_Required action_. Once every line containing "스케줄러" has been counted, report the total for the data and nothing else.

_Entries provided_.
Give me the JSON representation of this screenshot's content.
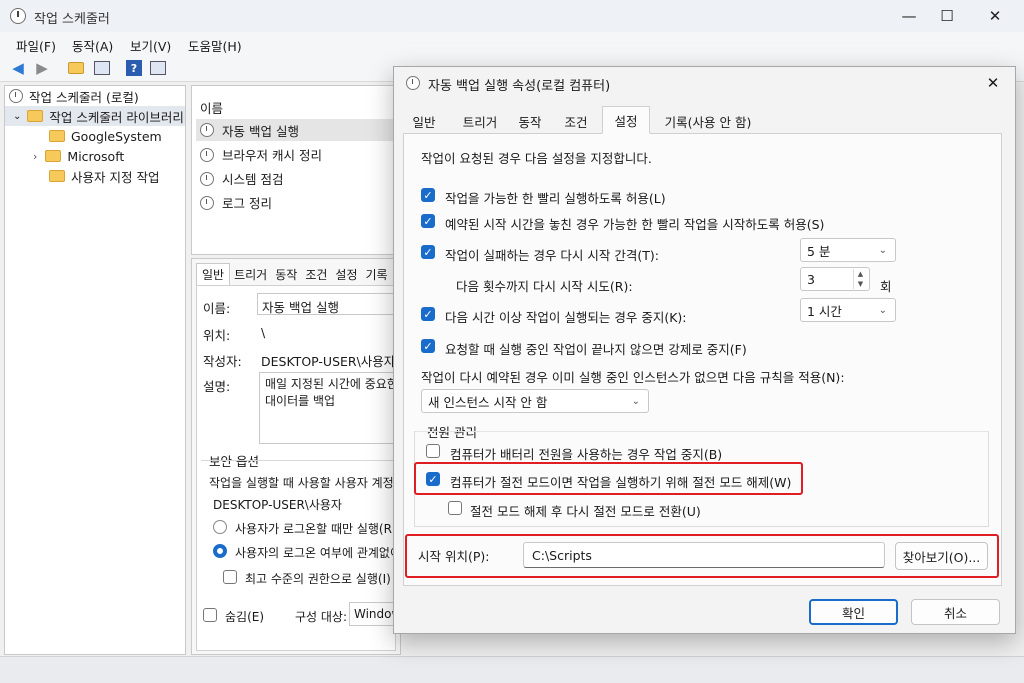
{
  "window": {
    "title": "작업 스케줄러",
    "minimize": "—",
    "maximize": "☐",
    "close": "✕"
  },
  "menu": [
    "파일(F)",
    "동작(A)",
    "보기(V)",
    "도움말(H)"
  ],
  "tree": {
    "root": "작업 스케줄러 (로컬)",
    "library": "작업 스케줄러 라이브러리",
    "children": [
      "GoogleSystem",
      "Microsoft",
      "사용자 지정 작업"
    ]
  },
  "tasklist": {
    "header": "이름",
    "items": [
      "자동 백업 실행",
      "브라우저 캐시 정리",
      "시스템 점검",
      "로그 정리"
    ]
  },
  "detail": {
    "tabs": [
      "일반",
      "트리거",
      "동작",
      "조건",
      "설정",
      "기록"
    ],
    "name_label": "이름:",
    "name_value": "자동 백업 실행",
    "location_label": "위치:",
    "location_value": "\\",
    "author_label": "작성자:",
    "author_value": "DESKTOP-USER\\사용자",
    "desc_label": "설명:",
    "desc_value_line1": "매일 지정된 시간에 중요한",
    "desc_value_line2": "대이터를 백업",
    "security_heading": "보안 옵션",
    "account_label": "작업을 실행할 때 사용할 사용자 계정:",
    "account_value": "DESKTOP-USER\\사용자",
    "radio1": "사용자가 로그온할 때만 실행(R)",
    "radio2": "사용자의 로그온 여부에 관계없이 실",
    "highest": "최고 수준의 권한으로 실행(I)",
    "hidden": "숨김(E)",
    "config_label": "구성 대상:",
    "config_value": "Window"
  },
  "dialog": {
    "title": "자동 백업 실행 속성(로컬 컴퓨터)",
    "close": "✕",
    "tabs": [
      "일반",
      "트리거",
      "동작",
      "조건",
      "설정",
      "기록(사용 안 함)"
    ],
    "active_tab": "설정",
    "intro": "작업이 요청된 경우 다음 설정을 지정합니다.",
    "opt_on_demand": "작업을 가능한 한 빨리 실행하도록 허용(L)",
    "opt_missed": "예약된 시작 시간을 놓친 경우 가능한 한 빨리 작업을 시작하도록 허용(S)",
    "opt_restart": "작업이 실패하는 경우 다시 시작 간격(T):",
    "restart_interval": "5 분",
    "restart_attempts_label": "다음 횟수까지 다시 시작 시도(R):",
    "restart_attempts": "3",
    "restart_unit": "회",
    "opt_stop_long": "다음 시간 이상 작업이 실행되는 경우 중지(K):",
    "stop_duration": "1 시간",
    "opt_force_stop": "요청할 때 실행 중인 작업이 끝나지 않으면 강제로 중지(F)",
    "rule_label": "작업이 다시 예약된 경우 이미 실행 중인 인스턴스가 없으면 다음 규칙을 적용(N):",
    "rule_value": "새 인스턴스 시작 안 함",
    "power_heading": "전원 관리",
    "opt_battery": "컴퓨터가 배터리 전원을 사용하는 경우 작업 중지(B)",
    "opt_wake": "컴퓨터가 절전 모드이면 작업을 실행하기 위해 절전 모드 해제(W)",
    "opt_resleep": "절전 모드 해제 후 다시 절전 모드로 전환(U)",
    "start_in_label": "시작 위치(P):",
    "start_in_value": "C:\\Scripts",
    "browse": "찾아보기(O)...",
    "ok": "확인",
    "cancel": "취소"
  },
  "colors": {
    "accent": "#1a6ccb",
    "highlight": "#e11d24"
  }
}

_Exercise solution_. 3